[What you should do]
Start to finish, return the listing exactly as written.

***** Listed records

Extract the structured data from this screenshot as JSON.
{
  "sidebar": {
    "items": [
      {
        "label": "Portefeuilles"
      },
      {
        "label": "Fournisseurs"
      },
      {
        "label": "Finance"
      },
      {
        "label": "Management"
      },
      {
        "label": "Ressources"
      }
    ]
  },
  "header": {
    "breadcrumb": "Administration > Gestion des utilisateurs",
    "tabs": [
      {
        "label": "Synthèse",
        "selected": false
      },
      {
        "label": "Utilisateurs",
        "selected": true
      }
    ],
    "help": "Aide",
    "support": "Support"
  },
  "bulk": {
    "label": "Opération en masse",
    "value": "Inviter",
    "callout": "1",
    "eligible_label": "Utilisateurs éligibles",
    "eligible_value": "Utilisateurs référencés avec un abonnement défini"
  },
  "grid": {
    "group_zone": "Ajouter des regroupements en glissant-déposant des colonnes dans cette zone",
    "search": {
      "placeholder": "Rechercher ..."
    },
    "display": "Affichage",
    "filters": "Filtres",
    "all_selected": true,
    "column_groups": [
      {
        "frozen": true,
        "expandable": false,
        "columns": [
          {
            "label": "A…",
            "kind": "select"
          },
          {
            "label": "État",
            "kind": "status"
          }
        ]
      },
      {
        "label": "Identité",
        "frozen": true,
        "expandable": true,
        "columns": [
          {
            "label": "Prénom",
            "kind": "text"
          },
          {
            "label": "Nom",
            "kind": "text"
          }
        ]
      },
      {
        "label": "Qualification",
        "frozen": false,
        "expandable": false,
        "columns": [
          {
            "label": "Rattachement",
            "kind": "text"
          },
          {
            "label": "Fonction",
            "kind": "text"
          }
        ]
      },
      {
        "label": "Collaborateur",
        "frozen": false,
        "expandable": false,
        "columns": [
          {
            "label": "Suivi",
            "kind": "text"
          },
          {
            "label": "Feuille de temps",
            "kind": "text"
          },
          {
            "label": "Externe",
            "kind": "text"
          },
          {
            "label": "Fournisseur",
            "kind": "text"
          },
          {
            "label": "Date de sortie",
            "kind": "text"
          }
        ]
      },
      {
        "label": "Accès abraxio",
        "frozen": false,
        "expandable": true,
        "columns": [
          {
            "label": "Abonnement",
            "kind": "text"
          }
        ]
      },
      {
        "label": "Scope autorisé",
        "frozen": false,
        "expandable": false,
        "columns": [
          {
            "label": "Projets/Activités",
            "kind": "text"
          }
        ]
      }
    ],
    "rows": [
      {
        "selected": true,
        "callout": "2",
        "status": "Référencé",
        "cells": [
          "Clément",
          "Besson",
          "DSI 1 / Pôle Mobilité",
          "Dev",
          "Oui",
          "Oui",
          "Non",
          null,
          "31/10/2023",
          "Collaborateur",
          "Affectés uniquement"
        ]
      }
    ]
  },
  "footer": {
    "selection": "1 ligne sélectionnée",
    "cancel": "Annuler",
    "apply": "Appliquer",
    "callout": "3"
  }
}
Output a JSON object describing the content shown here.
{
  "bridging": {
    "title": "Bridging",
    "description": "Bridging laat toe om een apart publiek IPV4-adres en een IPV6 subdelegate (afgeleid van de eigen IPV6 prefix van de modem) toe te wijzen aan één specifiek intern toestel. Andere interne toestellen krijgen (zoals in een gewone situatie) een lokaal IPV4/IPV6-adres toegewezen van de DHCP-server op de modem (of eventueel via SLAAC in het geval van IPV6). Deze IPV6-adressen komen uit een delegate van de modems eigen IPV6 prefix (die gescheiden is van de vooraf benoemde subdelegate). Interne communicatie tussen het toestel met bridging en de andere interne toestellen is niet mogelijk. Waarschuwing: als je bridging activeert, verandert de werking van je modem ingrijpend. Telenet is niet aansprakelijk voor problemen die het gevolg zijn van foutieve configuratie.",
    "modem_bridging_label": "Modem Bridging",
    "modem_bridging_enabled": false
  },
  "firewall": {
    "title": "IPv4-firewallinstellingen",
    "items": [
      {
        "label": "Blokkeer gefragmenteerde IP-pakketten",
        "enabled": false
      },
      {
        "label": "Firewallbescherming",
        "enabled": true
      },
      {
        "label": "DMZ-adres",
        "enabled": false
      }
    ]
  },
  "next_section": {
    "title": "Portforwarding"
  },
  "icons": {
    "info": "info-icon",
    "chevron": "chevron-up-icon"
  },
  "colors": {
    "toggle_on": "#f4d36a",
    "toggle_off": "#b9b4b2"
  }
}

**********

[Result of the task]
Extract the structured data from this screenshot as JSON.
{
  "sidebar": {
    "items": [
      {
        "label": "Portefeuilles"
      },
      {
        "label": "Fournisseurs"
      },
      {
        "label": "Finance"
      },
      {
        "label": "Management"
      },
      {
        "label": "Ressources"
      }
    ]
  },
  "header": {
    "breadcrumb": "Administration > Gestion des utilisateurs",
    "tabs": [
      {
        "label": "Synthèse",
        "selected": false
      },
      {
        "label": "Utilisateurs",
        "selected": true
      }
    ],
    "help": "Aide",
    "support": "Support"
  },
  "bulk": {
    "label": "Opération en masse",
    "value": "Inviter",
    "callout": "1",
    "eligible_label": "Utilisateurs éligibles",
    "eligible_value": "Utilisateurs référencés avec un abonnement défini"
  },
  "grid": {
    "group_zone": "Ajouter des regroupements en glissant-déposant des colonnes dans cette zone",
    "search": {
      "placeholder": "Rechercher ..."
    },
    "display": "Affichage",
    "filters": "Filtres",
    "all_selected": true,
    "column_groups": [
      {
        "frozen": true,
        "expandable": false,
        "columns": [
          {
            "label": "A…",
            "kind": "select"
          },
          {
            "label": "État",
            "kind": "status"
          }
        ]
      },
      {
        "label": "Identité",
        "frozen": true,
        "expandable": true,
        "columns": [
          {
            "label": "Prénom",
            "kind": "text"
          },
          {
            "label": "Nom",
            "kind": "text"
          }
        ]
      },
      {
        "label": "Qualification",
        "frozen": false,
        "expandable": false,
        "columns": [
          {
            "label": "Rattachement",
            "kind": "text"
          },
          {
            "label": "Fonction",
            "kind": "text"
          }
        ]
      },
      {
        "label": "Collaborateur",
        "frozen": false,
        "expandable": false,
        "columns": [
          {
            "label": "Suivi",
            "kind": "text"
          },
          {
            "label": "Feuille de temps",
            "kind": "text"
          },
          {
            "label": "Externe",
            "kind": "text"
          },
          {
            "label": "Fournisseur",
            "kind": "text"
          },
          {
            "label": "Date de sortie",
            "kind": "text"
          }
        ]
      },
      {
        "label": "Accès abraxio",
        "frozen": false,
        "expandable": true,
        "columns": [
          {
            "label": "Abonnement",
            "kind": "text"
          }
        ]
      },
      {
        "label": "Scope autorisé",
        "frozen": false,
        "expandable": false,
        "columns": [
          {
            "label": "Projets/Activités",
            "kind": "text"
          }
        ]
      }
    ],
    "rows": [
      {
        "selected": true,
        "callout": "2",
        "status": "Référencé",
        "cells": [
          "Clément",
          "Besson",
          "DSI 1 / Pôle Mobilité",
          "Dev",
          "Oui",
          "Oui",
          "Non",
          null,
          "31/10/2023",
          "Collaborateur",
          "Affectés uniquement"
        ]
      }
    ]
  },
  "footer": {
    "selection": "1 ligne sélectionnée",
    "cancel": "Annuler",
    "apply": "Appliquer",
    "callout": "3"
  }
}
Output a JSON object describing the content shown here.
{
  "bridging": {
    "title": "Bridging",
    "description": "Bridging laat toe om een apart publiek IPV4-adres en een IPV6 subdelegate (afgeleid van de eigen IPV6 prefix van de modem) toe te wijzen aan één specifiek intern toestel. Andere interne toestellen krijgen (zoals in een gewone situatie) een lokaal IPV4/IPV6-adres toegewezen van de DHCP-server op de modem (of eventueel via SLAAC in het geval van IPV6). Deze IPV6-adressen komen uit een delegate van de modems eigen IPV6 prefix (die gescheiden is van de vooraf benoemde subdelegate). Interne communicatie tussen het toestel met bridging en de andere interne toestellen is niet mogelijk. Waarschuwing: als je bridging activeert, verandert de werking van je modem ingrijpend. Telenet is niet aansprakelijk voor problemen die het gevolg zijn van foutieve configuratie.",
    "modem_bridging_label": "Modem Bridging",
    "modem_bridging_enabled": false
  },
  "firewall": {
    "title": "IPv4-firewallinstellingen",
    "items": [
      {
        "label": "Blokkeer gefragmenteerde IP-pakketten",
        "enabled": false
      },
      {
        "label": "Firewallbescherming",
        "enabled": true
      },
      {
        "label": "DMZ-adres",
        "enabled": false
      }
    ]
  },
  "next_section": {
    "title": "Portforwarding"
  },
  "icons": {
    "info": "info-icon",
    "chevron": "chevron-up-icon"
  },
  "colors": {
    "toggle_on": "#f4d36a",
    "toggle_off": "#b9b4b2"
  }
}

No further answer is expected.